Getting Started with Impala (now in early release)—another book in the Hadoop ecosystem books canon—is indispensable for people who want to get familiar with Impala, the open source MPP query engine for Apache Hadoop. We spoke with its author, Impala docs writer John Russell, about the book’s origin and mission.
Why did you decide to write this book?
With 1.4, Impala’s performance lead over the SQL-on-Hadoop ecosystem gets wider, especially under multi-user load.
As noted in our recent post about the Impala 2.x roadmap (“What’s Next for Impala: Focus on Advanced SQL Functionality”), Impala’s ecosystem momentum continues to accelerate, with nearly 1 million downloads since the GA of 1.0, deployment by most of Cloudera’s enterprise data hub customers, and adoption by MapR, Amazon, and Oracle as a shipping product. Furthermore, in the past few months, independent sources such as IBM Research have confirmed that “Impala’s database-like architecture provides significant performance gains, compared to Hive’s MapReduce- or Tez-based runtime.”
Our thanks to Melanie Imhof, Jonas Looser, Thierry Musy, and Kurt Stockinger of the Zurich University of Applied Science in Switzerland for the post below about their research into the query performance of Impala for mixed workloads.
Recently, we were approached by an industry partner to research and create a blueprint for a new Big Data, near real-time, query processing architecture that would replace its current architecture based on a popular open source database system.
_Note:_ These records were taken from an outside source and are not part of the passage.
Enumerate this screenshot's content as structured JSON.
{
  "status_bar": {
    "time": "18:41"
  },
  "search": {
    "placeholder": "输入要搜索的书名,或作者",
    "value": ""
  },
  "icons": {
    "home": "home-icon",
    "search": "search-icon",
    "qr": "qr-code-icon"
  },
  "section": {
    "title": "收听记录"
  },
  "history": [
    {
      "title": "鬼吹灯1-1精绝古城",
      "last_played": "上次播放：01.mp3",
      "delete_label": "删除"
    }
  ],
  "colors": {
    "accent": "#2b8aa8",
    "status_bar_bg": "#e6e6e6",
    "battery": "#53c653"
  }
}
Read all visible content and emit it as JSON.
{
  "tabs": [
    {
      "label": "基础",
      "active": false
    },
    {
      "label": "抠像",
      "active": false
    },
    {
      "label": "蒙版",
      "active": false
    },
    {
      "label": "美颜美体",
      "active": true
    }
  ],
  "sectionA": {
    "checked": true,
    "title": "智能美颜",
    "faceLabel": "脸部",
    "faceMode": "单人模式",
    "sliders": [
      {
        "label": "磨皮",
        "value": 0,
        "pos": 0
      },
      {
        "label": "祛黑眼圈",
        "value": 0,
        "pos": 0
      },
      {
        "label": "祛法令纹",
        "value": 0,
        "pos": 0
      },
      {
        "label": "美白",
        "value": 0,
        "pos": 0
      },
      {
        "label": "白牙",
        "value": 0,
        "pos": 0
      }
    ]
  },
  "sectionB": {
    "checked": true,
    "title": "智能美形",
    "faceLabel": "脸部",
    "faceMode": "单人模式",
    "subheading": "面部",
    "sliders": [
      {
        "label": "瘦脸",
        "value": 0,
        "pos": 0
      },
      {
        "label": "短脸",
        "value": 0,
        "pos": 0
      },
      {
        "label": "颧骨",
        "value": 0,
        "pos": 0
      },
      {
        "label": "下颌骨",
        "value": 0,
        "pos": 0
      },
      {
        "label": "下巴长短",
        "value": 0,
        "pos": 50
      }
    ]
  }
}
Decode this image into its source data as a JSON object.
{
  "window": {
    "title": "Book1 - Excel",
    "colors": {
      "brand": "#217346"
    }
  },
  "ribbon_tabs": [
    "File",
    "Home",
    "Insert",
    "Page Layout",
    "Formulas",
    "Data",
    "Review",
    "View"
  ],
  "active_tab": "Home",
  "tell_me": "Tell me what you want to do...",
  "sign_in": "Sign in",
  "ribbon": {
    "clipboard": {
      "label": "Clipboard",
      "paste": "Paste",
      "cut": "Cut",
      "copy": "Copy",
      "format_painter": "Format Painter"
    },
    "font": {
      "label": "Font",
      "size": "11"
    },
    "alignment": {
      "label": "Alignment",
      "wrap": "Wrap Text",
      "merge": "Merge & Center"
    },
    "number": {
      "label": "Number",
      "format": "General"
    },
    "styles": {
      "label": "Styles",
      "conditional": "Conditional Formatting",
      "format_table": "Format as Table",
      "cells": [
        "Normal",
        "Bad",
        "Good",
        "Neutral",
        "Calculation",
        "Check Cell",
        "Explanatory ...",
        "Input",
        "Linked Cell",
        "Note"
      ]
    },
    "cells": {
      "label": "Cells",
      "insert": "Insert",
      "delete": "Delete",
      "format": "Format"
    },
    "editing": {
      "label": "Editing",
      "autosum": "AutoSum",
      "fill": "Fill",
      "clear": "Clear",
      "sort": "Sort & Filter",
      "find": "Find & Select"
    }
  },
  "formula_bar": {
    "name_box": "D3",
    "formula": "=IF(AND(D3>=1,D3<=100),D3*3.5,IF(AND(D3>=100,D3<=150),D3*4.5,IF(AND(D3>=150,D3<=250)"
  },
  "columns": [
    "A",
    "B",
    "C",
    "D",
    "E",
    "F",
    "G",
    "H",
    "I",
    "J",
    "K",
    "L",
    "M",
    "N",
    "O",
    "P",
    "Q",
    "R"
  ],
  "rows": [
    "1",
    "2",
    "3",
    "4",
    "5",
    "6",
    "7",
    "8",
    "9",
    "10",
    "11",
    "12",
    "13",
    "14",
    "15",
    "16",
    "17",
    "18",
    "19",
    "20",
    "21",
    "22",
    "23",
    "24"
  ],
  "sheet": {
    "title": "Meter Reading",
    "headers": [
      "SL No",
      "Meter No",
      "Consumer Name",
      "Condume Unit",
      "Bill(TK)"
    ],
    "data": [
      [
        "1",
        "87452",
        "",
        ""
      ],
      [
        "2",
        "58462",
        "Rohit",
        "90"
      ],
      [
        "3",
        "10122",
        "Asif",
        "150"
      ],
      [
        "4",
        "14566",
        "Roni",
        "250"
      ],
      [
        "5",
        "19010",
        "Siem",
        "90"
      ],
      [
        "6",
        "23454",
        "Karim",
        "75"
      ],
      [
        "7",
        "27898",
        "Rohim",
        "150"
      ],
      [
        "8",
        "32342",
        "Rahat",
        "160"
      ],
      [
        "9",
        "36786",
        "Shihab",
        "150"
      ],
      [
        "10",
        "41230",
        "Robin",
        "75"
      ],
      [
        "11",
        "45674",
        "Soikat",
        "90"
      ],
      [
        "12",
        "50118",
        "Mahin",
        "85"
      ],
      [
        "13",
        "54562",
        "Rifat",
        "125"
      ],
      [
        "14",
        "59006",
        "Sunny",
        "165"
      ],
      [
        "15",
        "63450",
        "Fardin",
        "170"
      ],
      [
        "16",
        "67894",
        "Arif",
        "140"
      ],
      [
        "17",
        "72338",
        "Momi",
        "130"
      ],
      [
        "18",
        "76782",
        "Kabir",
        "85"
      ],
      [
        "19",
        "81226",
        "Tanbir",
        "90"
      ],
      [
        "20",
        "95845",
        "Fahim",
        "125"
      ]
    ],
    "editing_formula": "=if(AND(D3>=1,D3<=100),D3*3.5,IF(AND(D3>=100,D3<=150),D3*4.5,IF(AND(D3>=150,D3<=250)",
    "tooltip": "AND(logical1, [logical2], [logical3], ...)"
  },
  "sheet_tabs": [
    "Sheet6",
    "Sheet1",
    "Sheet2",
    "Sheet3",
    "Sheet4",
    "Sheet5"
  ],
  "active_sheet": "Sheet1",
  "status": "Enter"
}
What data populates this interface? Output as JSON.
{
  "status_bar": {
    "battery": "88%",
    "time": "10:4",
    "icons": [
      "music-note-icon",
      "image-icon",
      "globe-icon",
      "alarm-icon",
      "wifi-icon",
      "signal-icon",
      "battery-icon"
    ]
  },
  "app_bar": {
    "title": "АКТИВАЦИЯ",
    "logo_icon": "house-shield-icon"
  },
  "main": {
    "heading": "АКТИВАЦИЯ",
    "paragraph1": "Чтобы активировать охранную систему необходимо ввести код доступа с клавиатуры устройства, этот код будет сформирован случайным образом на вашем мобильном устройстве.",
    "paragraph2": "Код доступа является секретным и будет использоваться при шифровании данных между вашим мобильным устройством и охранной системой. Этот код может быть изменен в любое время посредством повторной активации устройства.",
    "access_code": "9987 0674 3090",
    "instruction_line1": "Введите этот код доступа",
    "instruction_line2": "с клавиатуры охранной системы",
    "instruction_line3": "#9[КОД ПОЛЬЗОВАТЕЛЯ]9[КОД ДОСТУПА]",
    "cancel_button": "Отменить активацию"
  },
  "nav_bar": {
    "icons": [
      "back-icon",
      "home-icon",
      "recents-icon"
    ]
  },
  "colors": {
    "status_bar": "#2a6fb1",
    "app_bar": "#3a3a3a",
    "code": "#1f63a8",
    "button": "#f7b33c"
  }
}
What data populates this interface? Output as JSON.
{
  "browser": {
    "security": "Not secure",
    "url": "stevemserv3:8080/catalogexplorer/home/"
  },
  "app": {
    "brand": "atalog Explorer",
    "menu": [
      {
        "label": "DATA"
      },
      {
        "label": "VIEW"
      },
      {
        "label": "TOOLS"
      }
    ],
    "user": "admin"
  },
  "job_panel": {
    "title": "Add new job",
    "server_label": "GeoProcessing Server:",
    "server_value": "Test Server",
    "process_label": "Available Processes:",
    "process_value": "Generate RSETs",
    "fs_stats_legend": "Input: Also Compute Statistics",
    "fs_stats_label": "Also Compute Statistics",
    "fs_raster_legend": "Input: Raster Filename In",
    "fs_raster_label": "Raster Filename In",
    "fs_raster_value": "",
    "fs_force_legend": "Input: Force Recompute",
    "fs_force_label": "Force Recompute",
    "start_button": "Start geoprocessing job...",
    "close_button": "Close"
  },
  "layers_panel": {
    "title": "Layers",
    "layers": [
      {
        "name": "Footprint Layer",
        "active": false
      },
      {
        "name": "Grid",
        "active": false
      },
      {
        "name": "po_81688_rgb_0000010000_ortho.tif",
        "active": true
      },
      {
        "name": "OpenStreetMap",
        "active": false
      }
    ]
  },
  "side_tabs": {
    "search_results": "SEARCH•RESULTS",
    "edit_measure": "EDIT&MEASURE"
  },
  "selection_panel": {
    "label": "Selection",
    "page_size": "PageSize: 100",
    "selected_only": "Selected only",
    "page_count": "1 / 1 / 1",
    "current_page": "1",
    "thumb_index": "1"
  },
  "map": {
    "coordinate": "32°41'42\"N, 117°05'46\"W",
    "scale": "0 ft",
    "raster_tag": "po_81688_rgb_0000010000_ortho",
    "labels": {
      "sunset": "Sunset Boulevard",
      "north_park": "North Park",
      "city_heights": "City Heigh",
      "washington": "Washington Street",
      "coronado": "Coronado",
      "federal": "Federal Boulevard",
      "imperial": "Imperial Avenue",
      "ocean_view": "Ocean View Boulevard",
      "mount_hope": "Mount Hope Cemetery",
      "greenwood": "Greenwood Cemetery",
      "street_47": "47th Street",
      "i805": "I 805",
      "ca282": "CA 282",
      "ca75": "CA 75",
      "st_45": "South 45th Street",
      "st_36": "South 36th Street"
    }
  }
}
Impala 2.0 will add much more complete SQL functionality to what is already the fastest SQL-on-Hadoop solution available.
In September 2013, we provided a roadmap for Impala — the open source MPP SQL query engine for Apache Hadoop, which was on release 1.1 at the time — that documented planned functionality through release 2.0 and beyond.
Applications using HDFS, such as Impala, will be able to read data up to 59x faster thanks to this new feature.
Server memory capacity and bandwidth have increased dramatically over the last few years. Beefier servers make in-memory computation quite attractive, since a lot of interesting data sets can fit into cluster memory, and memory is orders of magnitude faster than disk.